Spider Plant by Opacity/Flickr Creative Commons
These aren’t exotic and rare plants either. Plants that are known to improve indoor air quality include such favorites as aloe vera, English ivy (Hedera helix), azaleas (Rhododendron simsii), peace lilies (Spathiphyllum), snake plant (Sansevieria trifasciata ‘Laurentii’), weeping fig (Ficus benjamina) and spider plant (Chlorophytum comosum) shown above.
See a copy of the NASA Clean Air Study.
Amaryllis by Gabludlow/Flickr Creative Commons
4) Grow Beauty in Your Home
There are houseplants you can eat. There are houseplants that clean your home’s air quality naturally. And there are even houseplants that will make you feel better in dreary weather just because they have beautiful flowers.
In our home, Amaryllis bulbs are popular flowering plants to grow indoors from October to March. They bloom for weeks, spreading cheer on gloomy days. And don’t forget the delicate and fragrant paperwhites, which are easy to grow indoors and smell sweet in winter. We love decorating with these pretty white flowers at the holidays.
Experiment with other blossoming beauties, such as jasmine, begonia, oxalis, Kaffir lilies, Christmas cactus and African violets. Most are easy to grow, and bloom for weeks with the right conditions.
You just may find these houseplants satisfy your need for flowers until it is warm enough to garden outdoors again.
Walk in snow by CarlaB_/Flickr Creative Commons
5) Get Outside More
If winter makes you sleepy, depressed and craving carbs, you aren’t alone.
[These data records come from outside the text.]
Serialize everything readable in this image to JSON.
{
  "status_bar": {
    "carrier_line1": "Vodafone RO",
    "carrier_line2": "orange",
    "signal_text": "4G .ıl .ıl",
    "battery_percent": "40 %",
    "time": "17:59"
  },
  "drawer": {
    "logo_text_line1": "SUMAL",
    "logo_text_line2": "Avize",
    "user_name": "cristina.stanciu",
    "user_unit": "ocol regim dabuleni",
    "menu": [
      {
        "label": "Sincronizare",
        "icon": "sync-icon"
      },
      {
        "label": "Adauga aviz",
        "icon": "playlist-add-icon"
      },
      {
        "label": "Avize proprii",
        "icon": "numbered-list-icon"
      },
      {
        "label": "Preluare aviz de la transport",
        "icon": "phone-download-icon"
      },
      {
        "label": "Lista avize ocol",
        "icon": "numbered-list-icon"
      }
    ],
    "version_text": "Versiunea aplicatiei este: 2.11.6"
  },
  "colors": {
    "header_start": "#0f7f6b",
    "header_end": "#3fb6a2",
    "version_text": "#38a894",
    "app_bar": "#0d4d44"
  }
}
Just like bears, it’s natural to want to hibernate now.
Many of us suffer from the “winter blues” or seasonal affective disorder (SAD) during winter’s short, dark days, according to Dr. Mark Servis, professor of clinical psychiatry and vice chair of UC Davis Department of Psychiatry and Behavioral Sciences. If winter depresses you, he offers these practical tips for fighting SAD.
Spending time outdoors in winter may not seem as appealing as snuggling up in a blanket with a cup of cocoa, but being outdoors helps keep you healthier now.
You could hit the ski slopes, of course. But even a simple winter walk around the neighborhood will give you much-needed vitamin D on these shorter, darker days. That walk also helps you burn calories, feel invigorated, brighten your mood and reconnect with nature. So, lace up your snow boots and grab a warm hat. There is a quiet beauty to winter that can be cherished. Enjoy!
Mayo Clinic’s Safety Tips for exercising outdoors in winter.
Don’t forget your kids. Even your children should play outside in winter. Mommies magazine tells you why.